Hospitals in England have admitted more than one million people who presented conditions related to alcohol consumption. According to what the NHS says, the figure is double the estimate made just ten years ago.
Most of the admitted were men, at 63% of all cases – a 12% increase since 2009. The NHS Information Center reveals that most damage came from falls and other types of ‘easy’ accidents, but also from internal organ damage such as cirrhosis or even cancer. Some present themselves with heart illnesses and even mental health issues. This has also made the number of prescription to rise as well.
Between 2009 and 2010 there were a total of 1,057,000 admissions. Placing this number on top of the one registered for the year before, the figures show an increase of more than 100,000 cases. The situation is stark when the million admissions is compared to the number registered in 2002-2003 where there were only 510,800 cases registered.

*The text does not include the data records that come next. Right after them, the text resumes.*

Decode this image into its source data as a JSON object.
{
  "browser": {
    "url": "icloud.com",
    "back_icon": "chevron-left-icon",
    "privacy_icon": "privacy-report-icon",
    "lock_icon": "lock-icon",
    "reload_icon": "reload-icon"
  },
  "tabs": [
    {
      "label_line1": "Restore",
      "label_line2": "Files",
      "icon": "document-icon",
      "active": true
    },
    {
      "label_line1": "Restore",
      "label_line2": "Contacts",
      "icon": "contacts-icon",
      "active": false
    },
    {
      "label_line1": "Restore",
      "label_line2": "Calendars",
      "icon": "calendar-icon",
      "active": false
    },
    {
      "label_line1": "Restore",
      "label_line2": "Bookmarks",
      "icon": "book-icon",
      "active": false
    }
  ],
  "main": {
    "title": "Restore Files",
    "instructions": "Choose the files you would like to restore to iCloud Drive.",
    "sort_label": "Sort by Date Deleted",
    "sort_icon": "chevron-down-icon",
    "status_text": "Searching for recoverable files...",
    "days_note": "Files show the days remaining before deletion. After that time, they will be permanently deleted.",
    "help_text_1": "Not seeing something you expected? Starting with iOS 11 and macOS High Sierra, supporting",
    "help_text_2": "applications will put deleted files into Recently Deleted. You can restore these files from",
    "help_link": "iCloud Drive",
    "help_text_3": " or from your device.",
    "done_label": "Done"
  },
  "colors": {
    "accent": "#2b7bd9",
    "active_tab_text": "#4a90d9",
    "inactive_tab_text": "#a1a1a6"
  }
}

Alcohol related illnesses and dependency make the NHS draw out more than £2.4 million in prescriptions. These costs also went up as well, to 1.4% since 2009 and 40% since 20002. The number of prescription items reached 160,181 – registered from all the NHS hospitals in England. It represents a 6% increase since 2009 and a 56% increase since 2002.
Don Shenker from Alcohol Concern, a charity which deals with alcohol dependence and statistics, said: “Alcohol is one of the biggest public health problems facing the country yet sadly this government is showing no commitment to dealing with the problem. Without minimum unit pricing, a radical overhaul of the Licensing Act and investment in alcohol treatment we predict there will be more than 1.5m admissions within four years. While the Department of Health invites the drinks industry to formulate alcohol policy, it is cutting its funding to organizations like Alcohol Concern. Local alcohol services are at the forefront of tackling misuse but they are being hit by a double whammy of NHS reform and reductions in local authority funding.”
Prof. Sir Ian Gilmore from the UK Alcohol Health Alliance expressed his concern to the BBC and said that doctors were aware of this continues rise in alcohol related admissions although alcohol consumption has been reduced all around the country. He believes that people who usually drink too much will still drink regardless of the effects.
Even the public health minister, Anne Milton, agrees that things need to be improvement in order to deal with this continually growing problem. The minister believes in a much “tougher licensing regime”. She said:
We will also be publishing a new alcohol strategy later this year.